**WORK INSTRUCTION**:
Every entry is to be restated exactly; pictures are not part of the copy.

**Saved data entries**:
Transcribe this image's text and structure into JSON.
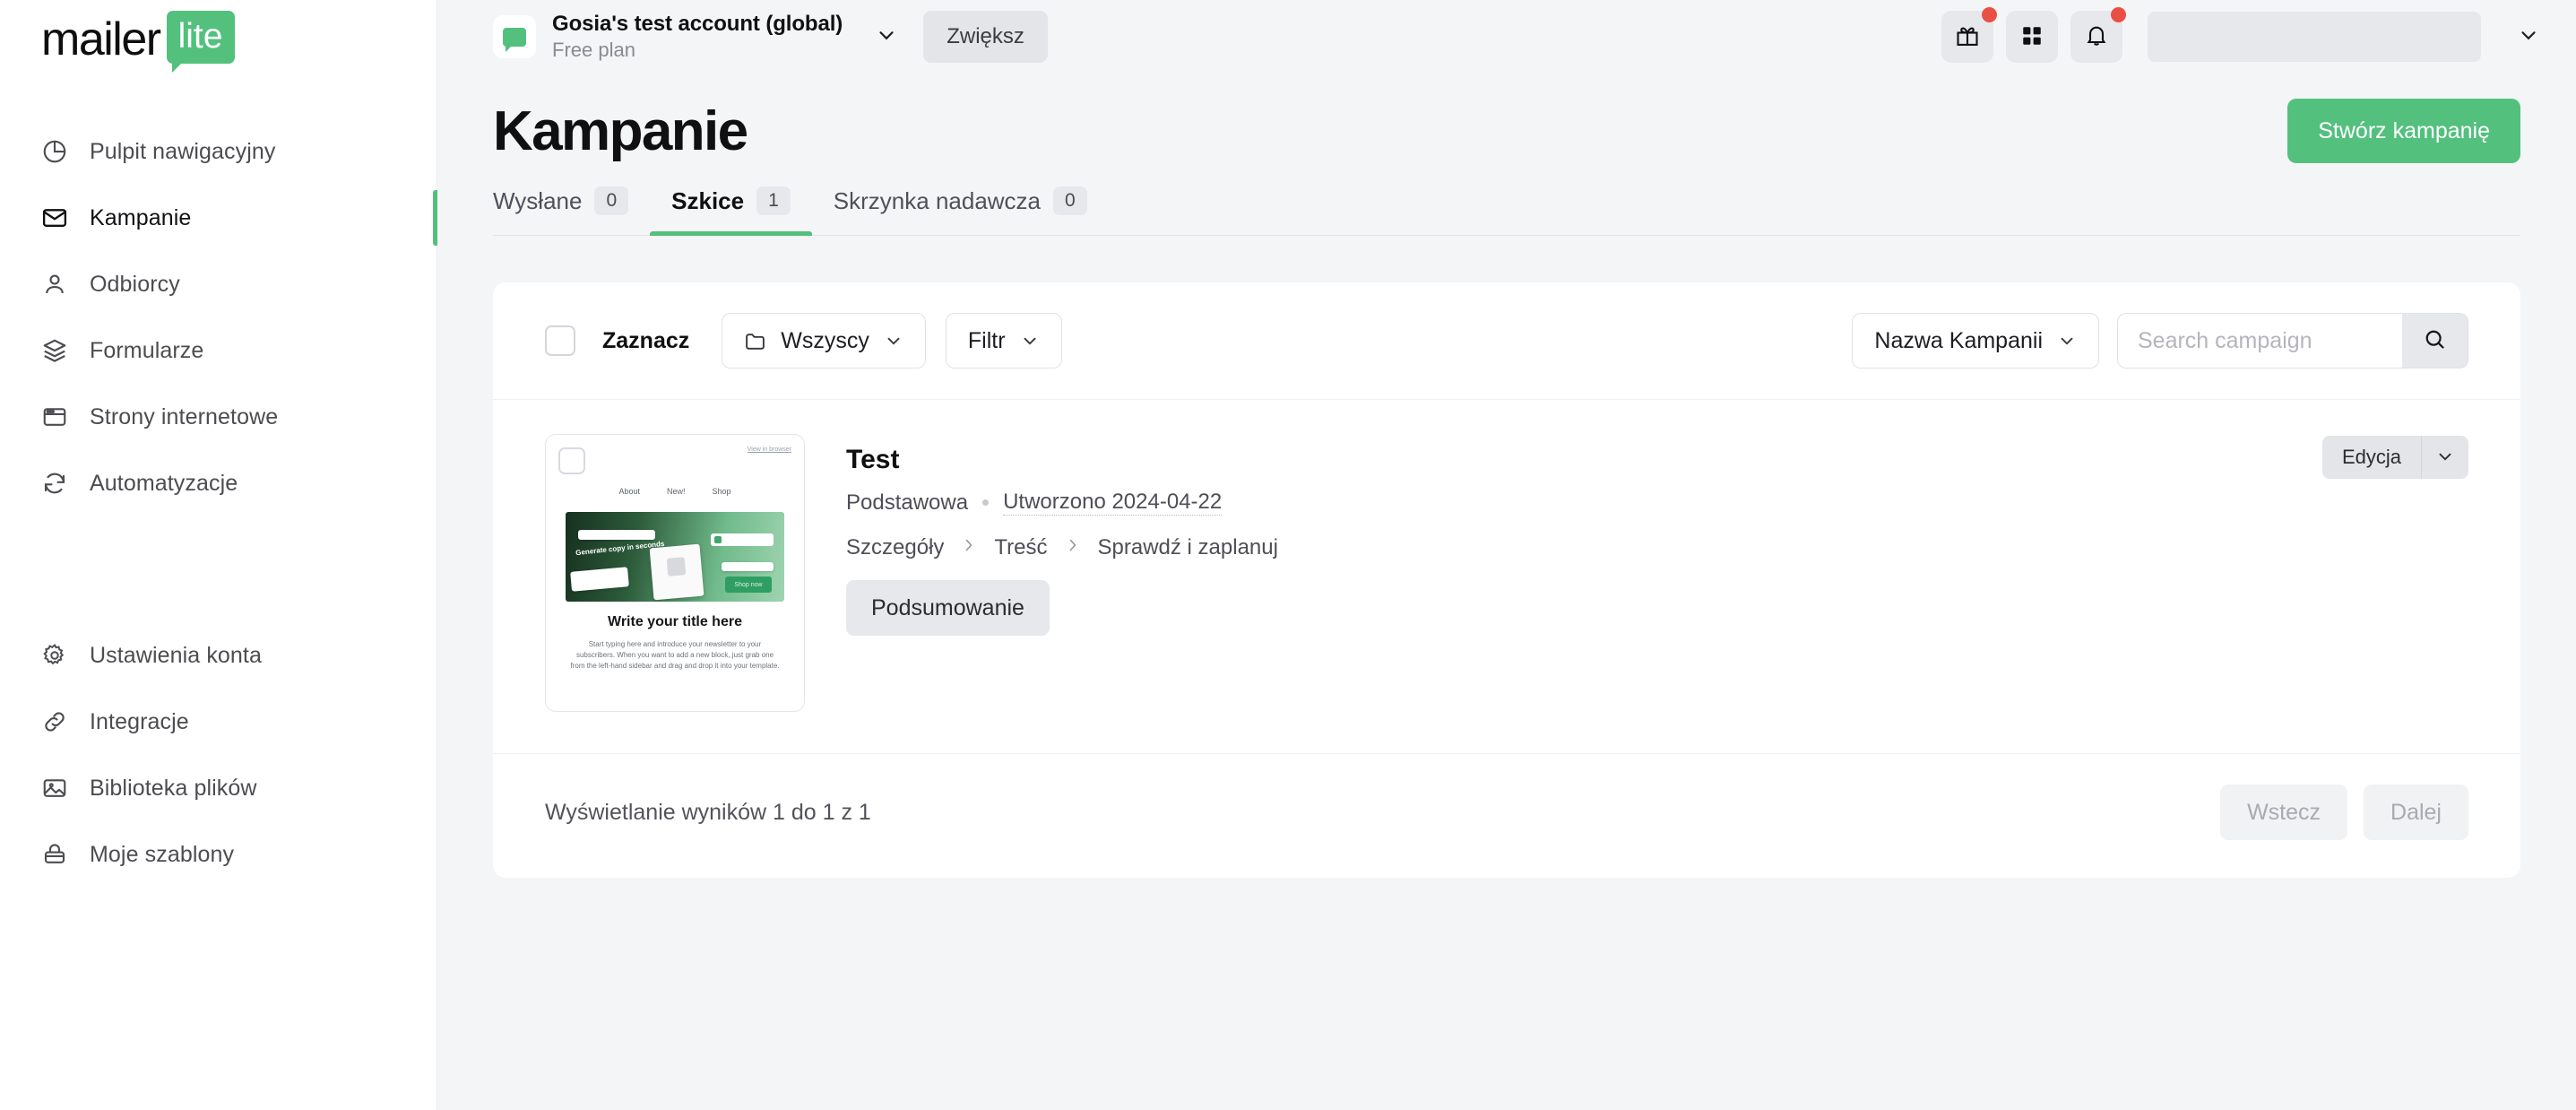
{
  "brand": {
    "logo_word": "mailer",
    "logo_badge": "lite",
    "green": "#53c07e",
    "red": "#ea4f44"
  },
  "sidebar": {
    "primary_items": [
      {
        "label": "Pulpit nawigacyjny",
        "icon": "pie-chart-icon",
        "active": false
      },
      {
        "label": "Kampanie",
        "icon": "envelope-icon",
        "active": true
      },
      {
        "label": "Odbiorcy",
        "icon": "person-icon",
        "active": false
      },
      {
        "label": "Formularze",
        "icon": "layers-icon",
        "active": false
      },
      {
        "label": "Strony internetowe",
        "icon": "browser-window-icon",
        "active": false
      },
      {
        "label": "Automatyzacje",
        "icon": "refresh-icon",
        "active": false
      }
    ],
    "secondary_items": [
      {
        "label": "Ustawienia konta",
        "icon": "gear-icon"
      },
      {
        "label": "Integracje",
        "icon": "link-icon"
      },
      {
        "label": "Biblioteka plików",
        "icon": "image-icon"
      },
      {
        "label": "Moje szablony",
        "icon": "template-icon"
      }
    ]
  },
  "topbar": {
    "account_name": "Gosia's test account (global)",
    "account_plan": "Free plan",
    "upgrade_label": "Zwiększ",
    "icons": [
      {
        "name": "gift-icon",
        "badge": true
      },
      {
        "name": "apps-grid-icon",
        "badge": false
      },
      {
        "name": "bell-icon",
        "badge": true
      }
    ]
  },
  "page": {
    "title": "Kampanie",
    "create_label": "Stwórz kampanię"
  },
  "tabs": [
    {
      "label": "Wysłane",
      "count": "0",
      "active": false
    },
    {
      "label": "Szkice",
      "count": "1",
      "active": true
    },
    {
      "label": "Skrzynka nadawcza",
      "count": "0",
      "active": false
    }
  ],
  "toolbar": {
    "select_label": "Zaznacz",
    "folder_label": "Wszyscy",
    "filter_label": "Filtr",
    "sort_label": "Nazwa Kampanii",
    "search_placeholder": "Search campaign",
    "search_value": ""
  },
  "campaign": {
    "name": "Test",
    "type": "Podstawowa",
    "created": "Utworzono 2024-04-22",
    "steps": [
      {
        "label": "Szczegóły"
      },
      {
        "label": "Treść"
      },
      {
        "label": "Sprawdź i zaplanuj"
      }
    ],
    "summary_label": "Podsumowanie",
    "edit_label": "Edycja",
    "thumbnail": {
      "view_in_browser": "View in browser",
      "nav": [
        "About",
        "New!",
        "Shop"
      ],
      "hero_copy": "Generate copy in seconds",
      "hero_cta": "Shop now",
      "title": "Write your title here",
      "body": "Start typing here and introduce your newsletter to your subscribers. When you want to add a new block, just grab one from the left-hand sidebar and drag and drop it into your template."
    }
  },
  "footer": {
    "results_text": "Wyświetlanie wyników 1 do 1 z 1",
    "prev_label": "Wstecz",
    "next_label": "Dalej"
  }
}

**SOLUTION TO THIS PROBLEM**:
Transcribe this image's text and structure into JSON.
{
  "brand": {
    "logo_word": "mailer",
    "logo_badge": "lite",
    "green": "#53c07e",
    "red": "#ea4f44"
  },
  "sidebar": {
    "primary_items": [
      {
        "label": "Pulpit nawigacyjny",
        "icon": "pie-chart-icon",
        "active": false
      },
      {
        "label": "Kampanie",
        "icon": "envelope-icon",
        "active": true
      },
      {
        "label": "Odbiorcy",
        "icon": "person-icon",
        "active": false
      },
      {
        "label": "Formularze",
        "icon": "layers-icon",
        "active": false
      },
      {
        "label": "Strony internetowe",
        "icon": "browser-window-icon",
        "active": false
      },
      {
        "label": "Automatyzacje",
        "icon": "refresh-icon",
        "active": false
      }
    ],
    "secondary_items": [
      {
        "label": "Ustawienia konta",
        "icon": "gear-icon"
      },
      {
        "label": "Integracje",
        "icon": "link-icon"
      },
      {
        "label": "Biblioteka plików",
        "icon": "image-icon"
      },
      {
        "label": "Moje szablony",
        "icon": "template-icon"
      }
    ]
  },
  "topbar": {
    "account_name": "Gosia's test account (global)",
    "account_plan": "Free plan",
    "upgrade_label": "Zwiększ",
    "icons": [
      {
        "name": "gift-icon",
        "badge": true
      },
      {
        "name": "apps-grid-icon",
        "badge": false
      },
      {
        "name": "bell-icon",
        "badge": true
      }
    ]
  },
  "page": {
    "title": "Kampanie",
    "create_label": "Stwórz kampanię"
  },
  "tabs": [
    {
      "label": "Wysłane",
      "count": "0",
      "active": false
    },
    {
      "label": "Szkice",
      "count": "1",
      "active": true
    },
    {
      "label": "Skrzynka nadawcza",
      "count": "0",
      "active": false
    }
  ],
  "toolbar": {
    "select_label": "Zaznacz",
    "folder_label": "Wszyscy",
    "filter_label": "Filtr",
    "sort_label": "Nazwa Kampanii",
    "search_placeholder": "Search campaign",
    "search_value": ""
  },
  "campaign": {
    "name": "Test",
    "type": "Podstawowa",
    "created": "Utworzono 2024-04-22",
    "steps": [
      {
        "label": "Szczegóły"
      },
      {
        "label": "Treść"
      },
      {
        "label": "Sprawdź i zaplanuj"
      }
    ],
    "summary_label": "Podsumowanie",
    "edit_label": "Edycja",
    "thumbnail": {
      "view_in_browser": "View in browser",
      "nav": [
        "About",
        "New!",
        "Shop"
      ],
      "hero_copy": "Generate copy in seconds",
      "hero_cta": "Shop now",
      "title": "Write your title here",
      "body": "Start typing here and introduce your newsletter to your subscribers. When you want to add a new block, just grab one from the left-hand sidebar and drag and drop it into your template."
    }
  },
  "footer": {
    "results_text": "Wyświetlanie wyników 1 do 1 z 1",
    "prev_label": "Wstecz",
    "next_label": "Dalej"
  }
}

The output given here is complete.